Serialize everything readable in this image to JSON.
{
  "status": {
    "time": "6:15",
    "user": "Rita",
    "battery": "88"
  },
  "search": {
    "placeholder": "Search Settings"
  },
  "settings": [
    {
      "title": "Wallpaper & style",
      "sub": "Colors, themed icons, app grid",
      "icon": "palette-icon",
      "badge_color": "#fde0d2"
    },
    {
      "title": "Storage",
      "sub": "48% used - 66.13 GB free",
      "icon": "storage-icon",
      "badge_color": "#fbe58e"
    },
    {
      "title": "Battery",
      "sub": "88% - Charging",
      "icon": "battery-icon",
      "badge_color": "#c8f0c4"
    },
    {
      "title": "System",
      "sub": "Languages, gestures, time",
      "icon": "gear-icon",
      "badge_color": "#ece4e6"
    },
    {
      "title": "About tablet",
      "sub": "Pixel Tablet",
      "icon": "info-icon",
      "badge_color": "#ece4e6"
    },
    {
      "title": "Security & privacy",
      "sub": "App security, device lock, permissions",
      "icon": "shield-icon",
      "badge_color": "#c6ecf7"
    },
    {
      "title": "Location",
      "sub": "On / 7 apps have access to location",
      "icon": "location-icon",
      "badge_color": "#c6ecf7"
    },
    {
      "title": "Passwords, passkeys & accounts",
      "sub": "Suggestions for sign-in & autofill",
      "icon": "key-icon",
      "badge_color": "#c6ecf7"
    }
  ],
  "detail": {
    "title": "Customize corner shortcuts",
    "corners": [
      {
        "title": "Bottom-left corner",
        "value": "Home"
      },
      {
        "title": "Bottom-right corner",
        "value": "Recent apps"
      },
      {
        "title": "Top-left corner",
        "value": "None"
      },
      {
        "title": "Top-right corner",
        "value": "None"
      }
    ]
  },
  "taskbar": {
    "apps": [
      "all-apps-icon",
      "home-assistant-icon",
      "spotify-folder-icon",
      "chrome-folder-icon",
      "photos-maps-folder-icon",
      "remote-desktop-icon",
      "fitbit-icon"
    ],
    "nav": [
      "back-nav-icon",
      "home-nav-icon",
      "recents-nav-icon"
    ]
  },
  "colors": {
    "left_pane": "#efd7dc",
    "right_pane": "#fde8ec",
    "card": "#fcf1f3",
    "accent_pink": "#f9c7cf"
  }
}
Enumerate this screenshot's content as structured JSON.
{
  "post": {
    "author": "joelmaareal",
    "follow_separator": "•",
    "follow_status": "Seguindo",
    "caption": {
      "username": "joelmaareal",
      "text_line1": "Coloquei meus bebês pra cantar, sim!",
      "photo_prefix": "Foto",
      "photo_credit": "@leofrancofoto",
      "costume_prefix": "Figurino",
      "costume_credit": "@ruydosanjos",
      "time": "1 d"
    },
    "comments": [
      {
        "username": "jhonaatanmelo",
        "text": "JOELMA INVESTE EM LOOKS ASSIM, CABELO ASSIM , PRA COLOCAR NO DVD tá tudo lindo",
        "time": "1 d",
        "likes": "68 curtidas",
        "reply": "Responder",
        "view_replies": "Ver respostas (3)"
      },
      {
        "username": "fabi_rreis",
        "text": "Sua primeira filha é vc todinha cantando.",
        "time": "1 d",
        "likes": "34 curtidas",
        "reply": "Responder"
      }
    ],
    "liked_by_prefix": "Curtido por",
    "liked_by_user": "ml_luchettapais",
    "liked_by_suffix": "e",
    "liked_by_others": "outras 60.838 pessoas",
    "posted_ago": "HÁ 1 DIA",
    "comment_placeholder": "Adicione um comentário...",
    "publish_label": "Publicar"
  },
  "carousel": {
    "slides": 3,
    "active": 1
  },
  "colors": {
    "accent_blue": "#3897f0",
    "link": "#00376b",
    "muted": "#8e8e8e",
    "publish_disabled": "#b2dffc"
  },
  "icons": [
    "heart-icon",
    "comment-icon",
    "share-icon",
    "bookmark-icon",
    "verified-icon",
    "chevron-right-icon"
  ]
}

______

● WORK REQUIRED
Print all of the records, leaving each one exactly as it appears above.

● SOLUTION TO THIS TASK
Serialize everything readable in this image to JSON.
{
  "status": {
    "time": "6:15",
    "user": "Rita",
    "battery": "88"
  },
  "search": {
    "placeholder": "Search Settings"
  },
  "settings": [
    {
      "title": "Wallpaper & style",
      "sub": "Colors, themed icons, app grid",
      "icon": "palette-icon",
      "badge_color": "#fde0d2"
    },
    {
      "title": "Storage",
      "sub": "48% used - 66.13 GB free",
      "icon": "storage-icon",
      "badge_color": "#fbe58e"
    },
    {
      "title": "Battery",
      "sub": "88% - Charging",
      "icon": "battery-icon",
      "badge_color": "#c8f0c4"
    },
    {
      "title": "System",
      "sub": "Languages, gestures, time",
      "icon": "gear-icon",
      "badge_color": "#ece4e6"
    },
    {
      "title": "About tablet",
      "sub": "Pixel Tablet",
      "icon": "info-icon",
      "badge_color": "#ece4e6"
    },
    {
      "title": "Security & privacy",
      "sub": "App security, device lock, permissions",
      "icon": "shield-icon",
      "badge_color": "#c6ecf7"
    },
    {
      "title": "Location",
      "sub": "On / 7 apps have access to location",
      "icon": "location-icon",
      "badge_color": "#c6ecf7"
    },
    {
      "title": "Passwords, passkeys & accounts",
      "sub": "Suggestions for sign-in & autofill",
      "icon": "key-icon",
      "badge_color": "#c6ecf7"
    }
  ],
  "detail": {
    "title": "Customize corner shortcuts",
    "corners": [
      {
        "title": "Bottom-left corner",
        "value": "Home"
      },
      {
        "title": "Bottom-right corner",
        "value": "Recent apps"
      },
      {
        "title": "Top-left corner",
        "value": "None"
      },
      {
        "title": "Top-right corner",
        "value": "None"
      }
    ]
  },
  "taskbar": {
    "apps": [
      "all-apps-icon",
      "home-assistant-icon",
      "spotify-folder-icon",
      "chrome-folder-icon",
      "photos-maps-folder-icon",
      "remote-desktop-icon",
      "fitbit-icon"
    ],
    "nav": [
      "back-nav-icon",
      "home-nav-icon",
      "recents-nav-icon"
    ]
  },
  "colors": {
    "left_pane": "#efd7dc",
    "right_pane": "#fde8ec",
    "card": "#fcf1f3",
    "accent_pink": "#f9c7cf"
  }
}
Enumerate this screenshot's content as structured JSON.
{
  "post": {
    "author": "joelmaareal",
    "follow_separator": "•",
    "follow_status": "Seguindo",
    "caption": {
      "username": "joelmaareal",
      "text_line1": "Coloquei meus bebês pra cantar, sim!",
      "photo_prefix": "Foto",
      "photo_credit": "@leofrancofoto",
      "costume_prefix": "Figurino",
      "costume_credit": "@ruydosanjos",
      "time": "1 d"
    },
    "comments": [
      {
        "username": "jhonaatanmelo",
        "text": "JOELMA INVESTE EM LOOKS ASSIM, CABELO ASSIM , PRA COLOCAR NO DVD tá tudo lindo",
        "time": "1 d",
        "likes": "68 curtidas",
        "reply": "Responder",
        "view_replies": "Ver respostas (3)"
      },
      {
        "username": "fabi_rreis",
        "text": "Sua primeira filha é vc todinha cantando.",
        "time": "1 d",
        "likes": "34 curtidas",
        "reply": "Responder"
      }
    ],
    "liked_by_prefix": "Curtido por",
    "liked_by_user": "ml_luchettapais",
    "liked_by_suffix": "e",
    "liked_by_others": "outras 60.838 pessoas",
    "posted_ago": "HÁ 1 DIA",
    "comment_placeholder": "Adicione um comentário...",
    "publish_label": "Publicar"
  },
  "carousel": {
    "slides": 3,
    "active": 1
  },
  "colors": {
    "accent_blue": "#3897f0",
    "link": "#00376b",
    "muted": "#8e8e8e",
    "publish_disabled": "#b2dffc"
  },
  "icons": [
    "heart-icon",
    "comment-icon",
    "share-icon",
    "bookmark-icon",
    "verified-icon",
    "chevron-right-icon"
  ]
}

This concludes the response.